Summer: I mean, as I said, we didn’t want this to be all about sort of it’s the end of humanity as we know it or anything like that. You know, we wanted to take a measured approach and recognize that these are creative tools that they could support the work writers and artists that they could, you know, be useful to journalists, that they have the potential to also counter some of the problems that we’re concerned about. You know, they could be developed to address online abuse and censorship. But also I am pretty concerned. (laughs).
I think there is obviously, you know, if these all put in the hands of well-intentioned people with human rights at the center of everything they’re doing, that would probably be okay, but we know that they will be weaponized and wielded by authoritarian states, by, you know, bad actors who are trying to shut down other people’s speech and voices. And, you know, I really am concerned about, you know, the ability to kind of manipulate our public discourse to undermine, as I said, civic trust and really the value of speech and the written word.
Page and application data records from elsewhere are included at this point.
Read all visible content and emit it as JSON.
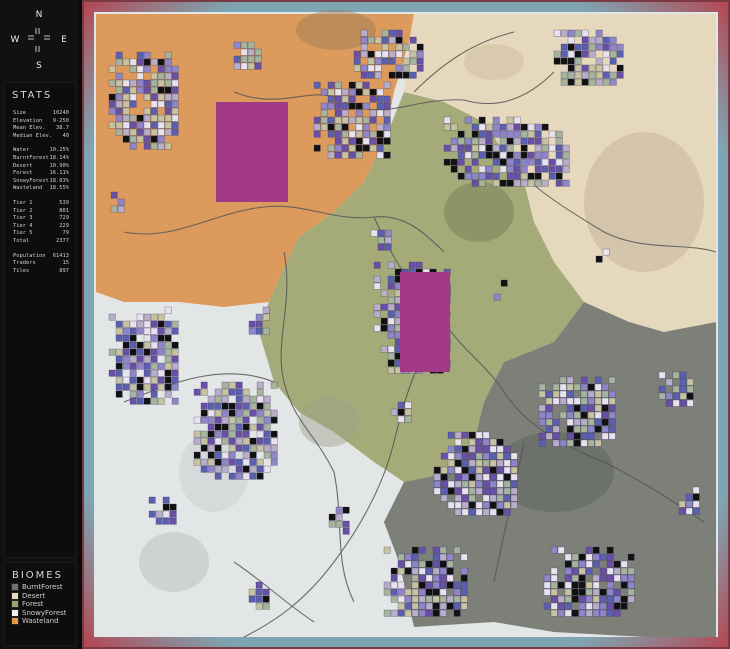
{
  "compass": {
    "north": "N",
    "south": "S",
    "east": "E",
    "west": "W"
  },
  "stats": {
    "title": "STATS",
    "groups": [
      [
        {
          "label": "Size",
          "value": "10240"
        },
        {
          "label": "Elevation",
          "value": "9-250"
        },
        {
          "label": "Mean Elev.",
          "value": "38.7"
        },
        {
          "label": "Median Elev.",
          "value": "40"
        }
      ],
      [
        {
          "label": "Water",
          "value": "10.25%"
        },
        {
          "label": "BurntForest",
          "value": "18.14%"
        },
        {
          "label": "Desert",
          "value": "10.90%"
        },
        {
          "label": "Forest",
          "value": "16.11%"
        },
        {
          "label": "SnowyForest",
          "value": "18.03%"
        },
        {
          "label": "Wasteland",
          "value": "18.55%"
        }
      ],
      [
        {
          "label": "Tier 1",
          "value": "539"
        },
        {
          "label": "Tier 2",
          "value": "801"
        },
        {
          "label": "Tier 3",
          "value": "729"
        },
        {
          "label": "Tier 4",
          "value": "229"
        },
        {
          "label": "Tier 5",
          "value": "79"
        },
        {
          "label": "Total",
          "value": "2377"
        }
      ],
      [
        {
          "label": "Population",
          "value": "61413"
        },
        {
          "label": "Traders",
          "value": "15"
        },
        {
          "label": "Tiles",
          "value": "897"
        }
      ]
    ]
  },
  "biomes": {
    "title": "BIOMES",
    "items": [
      {
        "label": "BurntForest",
        "color": "#6e726b"
      },
      {
        "label": "Desert",
        "color": "#e8dcc0"
      },
      {
        "label": "Forest",
        "color": "#9aa56e"
      },
      {
        "label": "SnowyForest",
        "color": "#eef0f0"
      },
      {
        "label": "Wasteland",
        "color": "#e59a4c"
      }
    ]
  },
  "colors": {
    "wasteland": "#dc9b5c",
    "desert": "#e6d8bc",
    "forest": "#a4ab78",
    "snowy": "#e3e6e6",
    "burnt": "#7c8079",
    "water": "#7ea5b3",
    "road": "#555555",
    "city_purple": "#6a4fa6",
    "city_magenta": "#a23a86"
  }
}
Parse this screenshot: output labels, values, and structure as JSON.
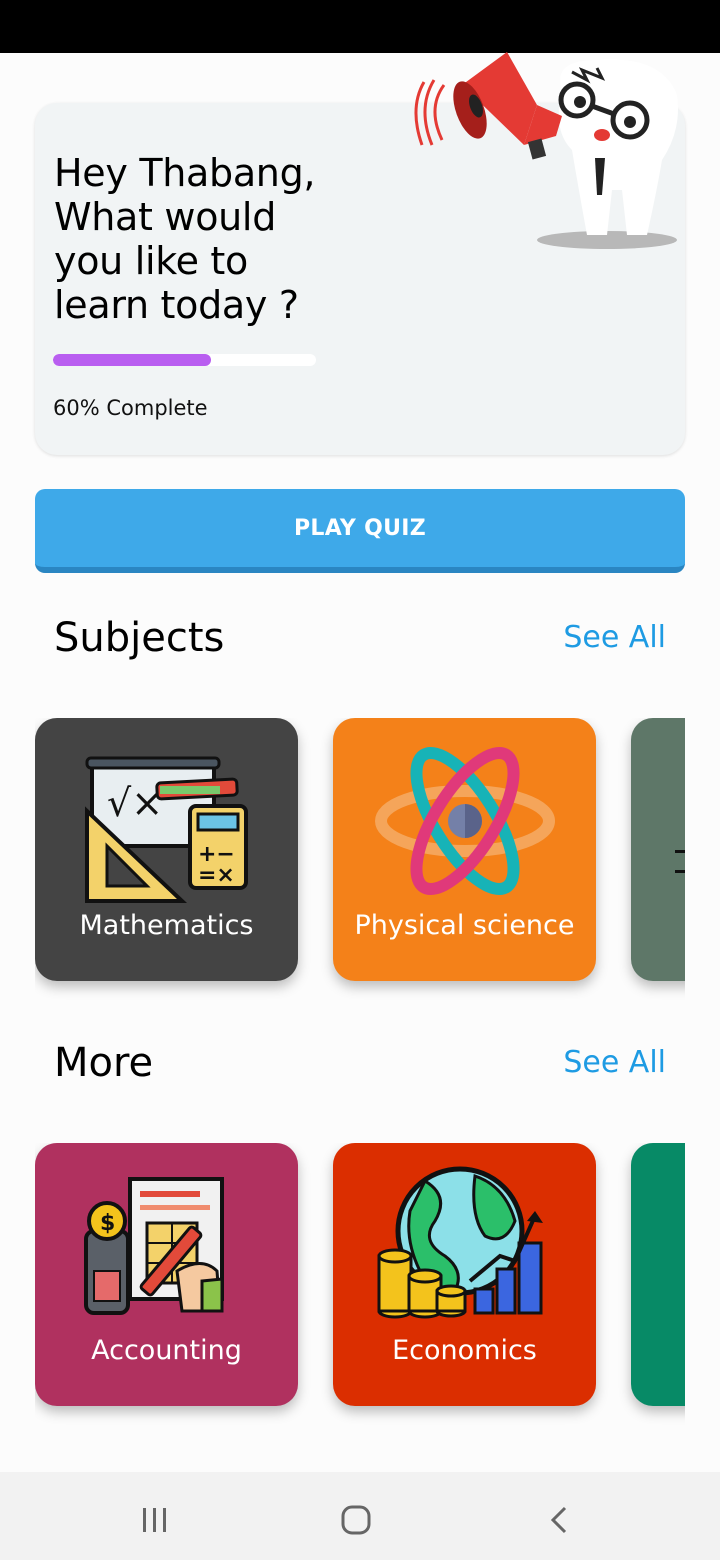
{
  "hero": {
    "greeting": "Hey Thabang, What would you like to learn today ?",
    "progress_value": 0.6,
    "progress_label": "60% Complete"
  },
  "play_quiz": {
    "label": "PLAY QUIZ"
  },
  "subjects": {
    "title": "Subjects",
    "see_all": "See All",
    "items": [
      {
        "label": "Mathematics",
        "color": "#444444",
        "icon": "math-tools-icon"
      },
      {
        "label": "Physical science",
        "color": "#f48119",
        "icon": "atom-icon"
      },
      {
        "label": "",
        "color": "#5e7768",
        "icon": "partial-card"
      }
    ]
  },
  "more": {
    "title": "More",
    "see_all": "See All",
    "items": [
      {
        "label": "Accounting",
        "color": "#b0315f",
        "icon": "accounting-icon"
      },
      {
        "label": "Economics",
        "color": "#db2e00",
        "icon": "economics-icon"
      },
      {
        "label": "",
        "color": "#078a66",
        "icon": "partial-card"
      }
    ]
  },
  "nav": {
    "icons": [
      "recent-apps-icon",
      "home-icon",
      "back-icon"
    ]
  }
}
And so, you know, I think that, we wrote our first report on disinformation in 2017, and we kind of said all these things in there that sound, you know, we said we’re sort of far-fetched sounding risk at the time. And now they’re all obviously exactly what has happened, right, reduced trust in the news media, reduced trust in institutions, challenges to our political system. And, you know, I see sort of the same set of risks here and how they could be amplified. And so I, I do worry about sort of the, the difficulty in sort of having certainty about authenticity in communications and how we talk to one another as humans too.
And so, you know, I think there’s sort of some intangible concerns here that, again, we don’t know exactly how they will play out, but I think, you know, I think we have to be really thoughtful about how we respond and how we preserve the value of language and word and the sort of spark of human creativity that, you know, I don’t think these machines can replicate. I’m sure they can churn out endless stories or texts, but I don’t think there’s anything that’s going to quite replace the, you know, sort of creative genius that’s possible in a lot of, of, literature and and art that we enjoy today. So I think preserving that, that space is gonna be really essential.
Ryan: Great. Well, thanks. So it sounds like a not total pessimism, but some pessimism.
Summer: Definitely some pessimism. (laughs).
Ryan: Yeah. Yeah. Depends on what day you ask me. I that’s sometimes my attitude as well.
Summer: So I always say you have to work in human rights, you kind of have to be an eternal optimist anyway. So I think that that, you know, I I keep that in mind, and I do think there are, you know, there are things that that we can do to consider how we manage these tools and be responsible, but also, you know, not constricting ways.
Ryan: Well, thank you so much. I really enjoyed talking with you and thank you for the report, and all the work that you’re doing and keep it up.
Summer: Thank you so much, Ryan. Thank you for having me.